QA: Do you do any research, are you strategic in your approach, or does inspiration come organically?
MC: I try to soak up as much information as possible and let it marinate. Generally, I'm drawn towards material that somehow resonates with contemporary mores, issues that we are dealing with in the current environment and have historical links, something that can raise an idea from being that of the particular to the universal. I have two threads evolving that interlace simultaneously and crystallise into an idea for an artwork. One thread incorporates various themes: social, psychological, philosophical etc. The other thread consists of ways of making things such as virtual reality, animatronics or optical illusions. I try to find the most appropriate medium for advancing the idea or ideas I'm trying to present, and the finished artwork aims to function as a sort of prism through which multiple ideas can be refracted depending on how you look at it. The work I'm engaged in generally deals with perception, how we see and interpret things, and how perception and behaviour can be manipulated and distorted.
I'm particularly interested in how we are pre-programmed genetically to perceive the world in a certain way and behave distinctly. This programming is open to abuse and leaves us vulnerable to religious iconography, political propaganda or advertising. This pernicious hijacking of our psychological vulnerabilities is accelerating rapidly due to digital technology; social media, targeted marketing, information warfare, dark ops, deep fake and cy-bots are creating plenty of opportunities for nefarious activity that I find fascinating and would like to explore.
The internet began with the optimistic notion of bringing people together through accelerated communication, but the honeymoon period is over. Like any tool man has produced, it has become means for exploitation and abuse. Social media companies thrive and monetise engagement, and nothing engages humans more than anger, mob justice and conspiracy theories.
QA: What can audiences look forward to in the future?
MC: My installation Echolocation is currently open in Kingston-upon-Thames. It's a three-channel video work that spans 11 metres of a long alleyway between the river and All Saints Church. The video will be projected onto semi-transparent mesh, which gives the projection a spectral, ghostly quality, so it's best viewed at dusk as night falls.
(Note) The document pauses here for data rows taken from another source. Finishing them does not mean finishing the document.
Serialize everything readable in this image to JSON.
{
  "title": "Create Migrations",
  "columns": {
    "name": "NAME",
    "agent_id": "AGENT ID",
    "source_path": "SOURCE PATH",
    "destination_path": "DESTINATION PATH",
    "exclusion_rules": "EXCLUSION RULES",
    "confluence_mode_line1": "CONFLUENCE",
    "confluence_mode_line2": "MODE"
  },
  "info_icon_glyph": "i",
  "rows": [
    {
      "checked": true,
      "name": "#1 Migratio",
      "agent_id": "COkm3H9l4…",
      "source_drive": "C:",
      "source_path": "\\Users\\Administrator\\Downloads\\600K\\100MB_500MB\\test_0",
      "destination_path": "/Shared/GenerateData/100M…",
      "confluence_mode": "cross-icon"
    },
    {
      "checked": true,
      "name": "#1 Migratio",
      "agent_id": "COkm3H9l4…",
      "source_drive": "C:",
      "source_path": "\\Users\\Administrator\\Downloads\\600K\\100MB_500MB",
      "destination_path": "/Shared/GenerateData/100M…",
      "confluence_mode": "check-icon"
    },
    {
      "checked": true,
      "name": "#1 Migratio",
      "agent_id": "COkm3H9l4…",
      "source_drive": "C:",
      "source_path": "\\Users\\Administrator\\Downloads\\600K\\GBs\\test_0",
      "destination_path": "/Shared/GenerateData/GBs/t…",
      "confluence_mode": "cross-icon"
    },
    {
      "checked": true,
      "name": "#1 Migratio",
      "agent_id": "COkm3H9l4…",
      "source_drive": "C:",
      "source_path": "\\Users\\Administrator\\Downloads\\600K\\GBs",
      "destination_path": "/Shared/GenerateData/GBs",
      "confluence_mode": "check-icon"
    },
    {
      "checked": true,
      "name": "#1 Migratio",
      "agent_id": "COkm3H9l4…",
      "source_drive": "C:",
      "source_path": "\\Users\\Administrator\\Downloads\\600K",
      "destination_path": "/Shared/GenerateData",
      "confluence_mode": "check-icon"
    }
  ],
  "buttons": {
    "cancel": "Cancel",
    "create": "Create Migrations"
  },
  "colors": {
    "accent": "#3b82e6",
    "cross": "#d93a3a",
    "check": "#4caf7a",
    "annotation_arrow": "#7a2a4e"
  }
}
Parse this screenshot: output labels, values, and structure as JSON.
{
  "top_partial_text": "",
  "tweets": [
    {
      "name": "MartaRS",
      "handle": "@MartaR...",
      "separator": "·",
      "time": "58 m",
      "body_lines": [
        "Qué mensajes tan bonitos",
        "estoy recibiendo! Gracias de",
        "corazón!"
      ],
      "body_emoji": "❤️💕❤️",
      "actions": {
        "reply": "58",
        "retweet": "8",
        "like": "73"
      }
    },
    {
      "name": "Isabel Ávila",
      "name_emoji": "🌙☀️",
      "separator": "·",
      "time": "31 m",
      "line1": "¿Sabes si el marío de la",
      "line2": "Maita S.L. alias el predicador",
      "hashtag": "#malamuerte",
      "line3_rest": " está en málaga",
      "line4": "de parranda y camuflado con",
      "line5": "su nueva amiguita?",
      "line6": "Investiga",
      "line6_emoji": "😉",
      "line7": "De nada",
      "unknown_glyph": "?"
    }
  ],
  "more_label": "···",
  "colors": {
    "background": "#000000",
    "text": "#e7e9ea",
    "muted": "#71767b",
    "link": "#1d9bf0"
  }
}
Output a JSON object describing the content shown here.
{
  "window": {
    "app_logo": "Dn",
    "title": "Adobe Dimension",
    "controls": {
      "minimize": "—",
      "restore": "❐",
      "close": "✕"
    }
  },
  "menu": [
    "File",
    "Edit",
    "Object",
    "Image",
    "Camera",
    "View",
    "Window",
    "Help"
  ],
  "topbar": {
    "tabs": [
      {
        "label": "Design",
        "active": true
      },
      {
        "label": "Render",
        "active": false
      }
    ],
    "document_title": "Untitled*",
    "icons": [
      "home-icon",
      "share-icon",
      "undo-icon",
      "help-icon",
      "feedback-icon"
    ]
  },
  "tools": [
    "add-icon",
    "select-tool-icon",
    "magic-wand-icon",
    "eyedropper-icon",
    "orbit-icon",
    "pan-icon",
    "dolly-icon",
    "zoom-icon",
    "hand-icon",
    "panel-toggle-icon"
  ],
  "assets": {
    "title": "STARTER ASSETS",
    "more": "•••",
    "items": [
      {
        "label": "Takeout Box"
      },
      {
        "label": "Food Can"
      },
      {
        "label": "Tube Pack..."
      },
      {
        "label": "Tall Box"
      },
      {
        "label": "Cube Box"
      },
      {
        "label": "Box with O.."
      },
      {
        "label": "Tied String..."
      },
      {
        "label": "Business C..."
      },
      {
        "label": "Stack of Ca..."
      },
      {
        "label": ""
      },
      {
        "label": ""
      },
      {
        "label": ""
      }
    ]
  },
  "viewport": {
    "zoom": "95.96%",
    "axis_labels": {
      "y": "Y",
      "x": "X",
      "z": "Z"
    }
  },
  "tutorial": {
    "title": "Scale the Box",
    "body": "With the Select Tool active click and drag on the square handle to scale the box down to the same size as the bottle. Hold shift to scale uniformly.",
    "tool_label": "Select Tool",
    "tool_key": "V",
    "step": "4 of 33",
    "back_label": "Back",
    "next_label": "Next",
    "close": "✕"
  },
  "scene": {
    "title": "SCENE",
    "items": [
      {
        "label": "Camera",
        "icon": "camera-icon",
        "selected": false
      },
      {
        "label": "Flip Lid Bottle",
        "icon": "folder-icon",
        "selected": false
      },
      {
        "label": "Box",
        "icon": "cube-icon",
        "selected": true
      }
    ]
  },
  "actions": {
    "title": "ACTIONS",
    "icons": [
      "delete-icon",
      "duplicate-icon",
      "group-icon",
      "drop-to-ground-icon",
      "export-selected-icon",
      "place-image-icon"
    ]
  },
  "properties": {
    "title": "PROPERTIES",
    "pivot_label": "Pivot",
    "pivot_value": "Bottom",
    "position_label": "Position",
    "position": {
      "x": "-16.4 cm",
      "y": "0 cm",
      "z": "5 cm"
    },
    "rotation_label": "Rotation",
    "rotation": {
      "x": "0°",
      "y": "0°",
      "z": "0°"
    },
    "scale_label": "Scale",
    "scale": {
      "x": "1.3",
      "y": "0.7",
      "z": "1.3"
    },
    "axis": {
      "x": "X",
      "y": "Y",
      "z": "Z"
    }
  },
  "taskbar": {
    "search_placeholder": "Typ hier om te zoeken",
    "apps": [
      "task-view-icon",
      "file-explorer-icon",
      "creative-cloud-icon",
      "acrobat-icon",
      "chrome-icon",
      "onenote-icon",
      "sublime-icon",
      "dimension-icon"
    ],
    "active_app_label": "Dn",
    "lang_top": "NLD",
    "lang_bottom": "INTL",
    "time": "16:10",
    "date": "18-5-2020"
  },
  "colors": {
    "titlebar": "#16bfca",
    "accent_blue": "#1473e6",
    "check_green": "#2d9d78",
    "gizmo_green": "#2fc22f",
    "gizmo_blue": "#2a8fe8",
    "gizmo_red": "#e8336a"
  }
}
I've been art directing a film to be shown during live performances of Faure's Requiem. It was scheduled to open in Paris last October with Teodor Currentzis conducting but for obvious reasons was postponed. The film features scenes of elderly people fading away in a dystopian tower block and sky burials – a practice usually associated with countries like Tibet, which I've transposed to the innercity.
Some of the imagery morphed into microscopic footage of viruses. I had one last scene to shoot, which was due to happen just as lockdown descended. It was strangely eerie and disconcerting to be working on this Requiem project while the COVID situation unfolded. I've since revised the edit, removing all references viruses, as we see enough of these animations on the news every night. The project is now due to open in Paris in the autumn before travelling to Antwerp, Baden-Baden and Shanghai.
I'd like to be able to share details of a large kinetic sculpture I've been working on for a couple of years, but that project is still under wraps. There are also several other projects, including a virtual reality journey into an ancient lunatic asylum. This is a highly complex project, and I hope to share more information on it later in the year.